### THE PROBLEM
Write out the listing again, exactly as it appears below.

### INPUT DATA
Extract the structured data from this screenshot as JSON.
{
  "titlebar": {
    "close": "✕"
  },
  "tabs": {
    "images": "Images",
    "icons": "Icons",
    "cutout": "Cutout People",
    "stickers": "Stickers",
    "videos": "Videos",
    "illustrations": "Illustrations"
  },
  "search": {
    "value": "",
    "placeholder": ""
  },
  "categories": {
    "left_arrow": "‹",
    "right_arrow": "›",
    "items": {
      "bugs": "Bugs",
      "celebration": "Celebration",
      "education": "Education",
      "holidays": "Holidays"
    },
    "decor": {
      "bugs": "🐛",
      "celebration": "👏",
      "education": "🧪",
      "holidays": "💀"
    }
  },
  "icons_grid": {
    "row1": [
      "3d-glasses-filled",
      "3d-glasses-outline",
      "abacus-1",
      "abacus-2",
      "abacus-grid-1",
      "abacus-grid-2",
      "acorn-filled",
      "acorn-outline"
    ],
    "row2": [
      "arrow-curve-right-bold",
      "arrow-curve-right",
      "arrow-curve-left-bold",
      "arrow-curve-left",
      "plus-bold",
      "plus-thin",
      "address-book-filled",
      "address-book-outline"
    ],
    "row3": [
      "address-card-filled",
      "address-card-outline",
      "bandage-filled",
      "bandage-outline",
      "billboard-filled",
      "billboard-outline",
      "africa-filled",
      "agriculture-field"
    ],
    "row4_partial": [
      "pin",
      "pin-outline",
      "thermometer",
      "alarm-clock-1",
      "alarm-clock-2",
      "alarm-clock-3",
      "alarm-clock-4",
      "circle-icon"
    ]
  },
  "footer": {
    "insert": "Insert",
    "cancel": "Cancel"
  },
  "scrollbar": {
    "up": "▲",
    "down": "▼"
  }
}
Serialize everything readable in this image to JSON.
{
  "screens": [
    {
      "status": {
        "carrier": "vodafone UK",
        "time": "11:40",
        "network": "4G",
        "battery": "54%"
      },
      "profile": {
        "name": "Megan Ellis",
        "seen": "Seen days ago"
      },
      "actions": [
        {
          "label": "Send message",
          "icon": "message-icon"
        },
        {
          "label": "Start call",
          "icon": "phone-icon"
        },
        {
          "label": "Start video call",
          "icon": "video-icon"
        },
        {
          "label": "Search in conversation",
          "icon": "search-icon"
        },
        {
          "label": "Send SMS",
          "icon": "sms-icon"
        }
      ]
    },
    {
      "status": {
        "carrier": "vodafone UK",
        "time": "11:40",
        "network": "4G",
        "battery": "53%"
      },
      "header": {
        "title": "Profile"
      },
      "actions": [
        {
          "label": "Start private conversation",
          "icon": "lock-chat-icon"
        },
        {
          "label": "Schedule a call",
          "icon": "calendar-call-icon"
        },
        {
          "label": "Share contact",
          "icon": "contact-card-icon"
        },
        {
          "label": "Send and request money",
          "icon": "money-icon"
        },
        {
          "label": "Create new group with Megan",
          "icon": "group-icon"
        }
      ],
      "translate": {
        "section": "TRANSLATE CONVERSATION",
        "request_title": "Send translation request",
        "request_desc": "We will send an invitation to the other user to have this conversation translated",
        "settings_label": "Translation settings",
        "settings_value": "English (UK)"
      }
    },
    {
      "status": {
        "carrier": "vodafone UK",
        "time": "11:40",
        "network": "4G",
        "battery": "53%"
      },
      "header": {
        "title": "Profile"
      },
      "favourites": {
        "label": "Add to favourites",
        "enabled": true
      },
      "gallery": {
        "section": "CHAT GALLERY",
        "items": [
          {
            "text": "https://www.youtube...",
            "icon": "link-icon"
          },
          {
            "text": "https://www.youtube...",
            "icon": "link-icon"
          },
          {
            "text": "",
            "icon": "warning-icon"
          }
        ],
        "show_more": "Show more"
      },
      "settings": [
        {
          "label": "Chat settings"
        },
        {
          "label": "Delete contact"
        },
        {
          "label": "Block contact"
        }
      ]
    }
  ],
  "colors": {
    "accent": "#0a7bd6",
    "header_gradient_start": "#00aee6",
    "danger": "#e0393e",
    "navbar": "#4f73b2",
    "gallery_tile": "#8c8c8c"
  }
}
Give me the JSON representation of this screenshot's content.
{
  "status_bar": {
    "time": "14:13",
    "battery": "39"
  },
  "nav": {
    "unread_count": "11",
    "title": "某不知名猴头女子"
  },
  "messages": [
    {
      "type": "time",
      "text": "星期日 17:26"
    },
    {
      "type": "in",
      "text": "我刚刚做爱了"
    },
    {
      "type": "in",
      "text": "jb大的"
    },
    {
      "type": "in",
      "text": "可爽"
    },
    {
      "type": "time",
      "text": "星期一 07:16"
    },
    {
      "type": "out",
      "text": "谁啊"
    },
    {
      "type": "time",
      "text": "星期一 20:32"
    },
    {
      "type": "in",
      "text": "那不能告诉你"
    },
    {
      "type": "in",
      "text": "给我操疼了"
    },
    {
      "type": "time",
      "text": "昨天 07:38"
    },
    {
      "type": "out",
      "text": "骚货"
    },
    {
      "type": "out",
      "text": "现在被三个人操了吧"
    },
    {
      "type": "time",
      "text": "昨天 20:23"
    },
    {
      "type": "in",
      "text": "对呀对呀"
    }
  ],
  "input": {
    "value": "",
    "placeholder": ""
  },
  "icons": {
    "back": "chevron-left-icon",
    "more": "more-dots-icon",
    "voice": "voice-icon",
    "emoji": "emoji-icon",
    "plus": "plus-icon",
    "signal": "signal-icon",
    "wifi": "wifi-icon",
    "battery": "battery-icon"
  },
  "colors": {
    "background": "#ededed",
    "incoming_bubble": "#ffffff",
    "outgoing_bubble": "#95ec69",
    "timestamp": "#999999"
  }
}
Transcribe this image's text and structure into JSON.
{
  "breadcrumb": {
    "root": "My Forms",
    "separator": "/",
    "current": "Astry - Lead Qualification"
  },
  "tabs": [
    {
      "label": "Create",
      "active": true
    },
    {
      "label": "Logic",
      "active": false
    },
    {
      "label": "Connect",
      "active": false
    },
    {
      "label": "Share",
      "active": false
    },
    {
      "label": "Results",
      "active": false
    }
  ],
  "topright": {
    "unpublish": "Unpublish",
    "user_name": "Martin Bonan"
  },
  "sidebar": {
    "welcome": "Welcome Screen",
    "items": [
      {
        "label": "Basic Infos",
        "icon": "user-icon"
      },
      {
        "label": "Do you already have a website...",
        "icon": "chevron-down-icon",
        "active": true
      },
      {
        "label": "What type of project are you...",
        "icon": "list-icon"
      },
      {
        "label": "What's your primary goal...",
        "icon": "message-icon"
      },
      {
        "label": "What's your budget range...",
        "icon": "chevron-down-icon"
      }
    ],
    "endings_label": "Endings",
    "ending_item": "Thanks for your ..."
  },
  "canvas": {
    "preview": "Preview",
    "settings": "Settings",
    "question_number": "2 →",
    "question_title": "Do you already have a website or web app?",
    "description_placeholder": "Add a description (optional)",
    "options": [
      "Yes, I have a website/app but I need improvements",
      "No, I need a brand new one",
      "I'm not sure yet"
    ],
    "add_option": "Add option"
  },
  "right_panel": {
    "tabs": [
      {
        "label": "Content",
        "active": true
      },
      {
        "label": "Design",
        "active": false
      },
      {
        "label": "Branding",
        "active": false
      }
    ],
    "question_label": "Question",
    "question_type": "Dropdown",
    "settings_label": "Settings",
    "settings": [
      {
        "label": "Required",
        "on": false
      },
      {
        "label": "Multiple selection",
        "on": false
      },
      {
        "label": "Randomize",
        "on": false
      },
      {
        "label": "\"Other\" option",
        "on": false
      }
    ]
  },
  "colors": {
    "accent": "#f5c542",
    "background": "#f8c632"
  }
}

### RESULT FOR THIS TASK
Extract the structured data from this screenshot as JSON.
{
  "titlebar": {
    "close": "✕"
  },
  "tabs": {
    "images": "Images",
    "icons": "Icons",
    "cutout": "Cutout People",
    "stickers": "Stickers",
    "videos": "Videos",
    "illustrations": "Illustrations"
  },
  "search": {
    "value": "",
    "placeholder": ""
  },
  "categories": {
    "left_arrow": "‹",
    "right_arrow": "›",
    "items": {
      "bugs": "Bugs",
      "celebration": "Celebration",
      "education": "Education",
      "holidays": "Holidays"
    },
    "decor": {
      "bugs": "🐛",
      "celebration": "👏",
      "education": "🧪",
      "holidays": "💀"
    }
  },
  "icons_grid": {
    "row1": [
      "3d-glasses-filled",
      "3d-glasses-outline",
      "abacus-1",
      "abacus-2",
      "abacus-grid-1",
      "abacus-grid-2",
      "acorn-filled",
      "acorn-outline"
    ],
    "row2": [
      "arrow-curve-right-bold",
      "arrow-curve-right",
      "arrow-curve-left-bold",
      "arrow-curve-left",
      "plus-bold",
      "plus-thin",
      "address-book-filled",
      "address-book-outline"
    ],
    "row3": [
      "address-card-filled",
      "address-card-outline",
      "bandage-filled",
      "bandage-outline",
      "billboard-filled",
      "billboard-outline",
      "africa-filled",
      "agriculture-field"
    ],
    "row4_partial": [
      "pin",
      "pin-outline",
      "thermometer",
      "alarm-clock-1",
      "alarm-clock-2",
      "alarm-clock-3",
      "alarm-clock-4",
      "circle-icon"
    ]
  },
  "footer": {
    "insert": "Insert",
    "cancel": "Cancel"
  },
  "scrollbar": {
    "up": "▲",
    "down": "▼"
  }
}
Serialize everything readable in this image to JSON.
{
  "screens": [
    {
      "status": {
        "carrier": "vodafone UK",
        "time": "11:40",
        "network": "4G",
        "battery": "54%"
      },
      "profile": {
        "name": "Megan Ellis",
        "seen": "Seen days ago"
      },
      "actions": [
        {
          "label": "Send message",
          "icon": "message-icon"
        },
        {
          "label": "Start call",
          "icon": "phone-icon"
        },
        {
          "label": "Start video call",
          "icon": "video-icon"
        },
        {
          "label": "Search in conversation",
          "icon": "search-icon"
        },
        {
          "label": "Send SMS",
          "icon": "sms-icon"
        }
      ]
    },
    {
      "status": {
        "carrier": "vodafone UK",
        "time": "11:40",
        "network": "4G",
        "battery": "53%"
      },
      "header": {
        "title": "Profile"
      },
      "actions": [
        {
          "label": "Start private conversation",
          "icon": "lock-chat-icon"
        },
        {
          "label": "Schedule a call",
          "icon": "calendar-call-icon"
        },
        {
          "label": "Share contact",
          "icon": "contact-card-icon"
        },
        {
          "label": "Send and request money",
          "icon": "money-icon"
        },
        {
          "label": "Create new group with Megan",
          "icon": "group-icon"
        }
      ],
      "translate": {
        "section": "TRANSLATE CONVERSATION",
        "request_title": "Send translation request",
        "request_desc": "We will send an invitation to the other user to have this conversation translated",
        "settings_label": "Translation settings",
        "settings_value": "English (UK)"
      }
    },
    {
      "status": {
        "carrier": "vodafone UK",
        "time": "11:40",
        "network": "4G",
        "battery": "53%"
      },
      "header": {
        "title": "Profile"
      },
      "favourites": {
        "label": "Add to favourites",
        "enabled": true
      },
      "gallery": {
        "section": "CHAT GALLERY",
        "items": [
          {
            "text": "https://www.youtube...",
            "icon": "link-icon"
          },
          {
            "text": "https://www.youtube...",
            "icon": "link-icon"
          },
          {
            "text": "",
            "icon": "warning-icon"
          }
        ],
        "show_more": "Show more"
      },
      "settings": [
        {
          "label": "Chat settings"
        },
        {
          "label": "Delete contact"
        },
        {
          "label": "Block contact"
        }
      ]
    }
  ],
  "colors": {
    "accent": "#0a7bd6",
    "header_gradient_start": "#00aee6",
    "danger": "#e0393e",
    "navbar": "#4f73b2",
    "gallery_tile": "#8c8c8c"
  }
}
Give me the JSON representation of this screenshot's content.
{
  "status_bar": {
    "time": "14:13",
    "battery": "39"
  },
  "nav": {
    "unread_count": "11",
    "title": "某不知名猴头女子"
  },
  "messages": [
    {
      "type": "time",
      "text": "星期日 17:26"
    },
    {
      "type": "in",
      "text": "我刚刚做爱了"
    },
    {
      "type": "in",
      "text": "jb大的"
    },
    {
      "type": "in",
      "text": "可爽"
    },
    {
      "type": "time",
      "text": "星期一 07:16"
    },
    {
      "type": "out",
      "text": "谁啊"
    },
    {
      "type": "time",
      "text": "星期一 20:32"
    },
    {
      "type": "in",
      "text": "那不能告诉你"
    },
    {
      "type": "in",
      "text": "给我操疼了"
    },
    {
      "type": "time",
      "text": "昨天 07:38"
    },
    {
      "type": "out",
      "text": "骚货"
    },
    {
      "type": "out",
      "text": "现在被三个人操了吧"
    },
    {
      "type": "time",
      "text": "昨天 20:23"
    },
    {
      "type": "in",
      "text": "对呀对呀"
    }
  ],
  "input": {
    "value": "",
    "placeholder": ""
  },
  "icons": {
    "back": "chevron-left-icon",
    "more": "more-dots-icon",
    "voice": "voice-icon",
    "emoji": "emoji-icon",
    "plus": "plus-icon",
    "signal": "signal-icon",
    "wifi": "wifi-icon",
    "battery": "battery-icon"
  },
  "colors": {
    "background": "#ededed",
    "incoming_bubble": "#ffffff",
    "outgoing_bubble": "#95ec69",
    "timestamp": "#999999"
  }
}
Transcribe this image's text and structure into JSON.
{
  "breadcrumb": {
    "root": "My Forms",
    "separator": "/",
    "current": "Astry - Lead Qualification"
  },
  "tabs": [
    {
      "label": "Create",
      "active": true
    },
    {
      "label": "Logic",
      "active": false
    },
    {
      "label": "Connect",
      "active": false
    },
    {
      "label": "Share",
      "active": false
    },
    {
      "label": "Results",
      "active": false
    }
  ],
  "topright": {
    "unpublish": "Unpublish",
    "user_name": "Martin Bonan"
  },
  "sidebar": {
    "welcome": "Welcome Screen",
    "items": [
      {
        "label": "Basic Infos",
        "icon": "user-icon"
      },
      {
        "label": "Do you already have a website...",
        "icon": "chevron-down-icon",
        "active": true
      },
      {
        "label": "What type of project are you...",
        "icon": "list-icon"
      },
      {
        "label": "What's your primary goal...",
        "icon": "message-icon"
      },
      {
        "label": "What's your budget range...",
        "icon": "chevron-down-icon"
      }
    ],
    "endings_label": "Endings",
    "ending_item": "Thanks for your ..."
  },
  "canvas": {
    "preview": "Preview",
    "settings": "Settings",
    "question_number": "2 →",
    "question_title": "Do you already have a website or web app?",
    "description_placeholder": "Add a description (optional)",
    "options": [
      "Yes, I have a website/app but I need improvements",
      "No, I need a brand new one",
      "I'm not sure yet"
    ],
    "add_option": "Add option"
  },
  "right_panel": {
    "tabs": [
      {
        "label": "Content",
        "active": true
      },
      {
        "label": "Design",
        "active": false
      },
      {
        "label": "Branding",
        "active": false
      }
    ],
    "question_label": "Question",
    "question_type": "Dropdown",
    "settings_label": "Settings",
    "settings": [
      {
        "label": "Required",
        "on": false
      },
      {
        "label": "Multiple selection",
        "on": false
      },
      {
        "label": "Randomize",
        "on": false
      },
      {
        "label": "\"Other\" option",
        "on": false
      }
    ]
  },
  "colors": {
    "accent": "#f5c542",
    "background": "#f8c632"
  }
}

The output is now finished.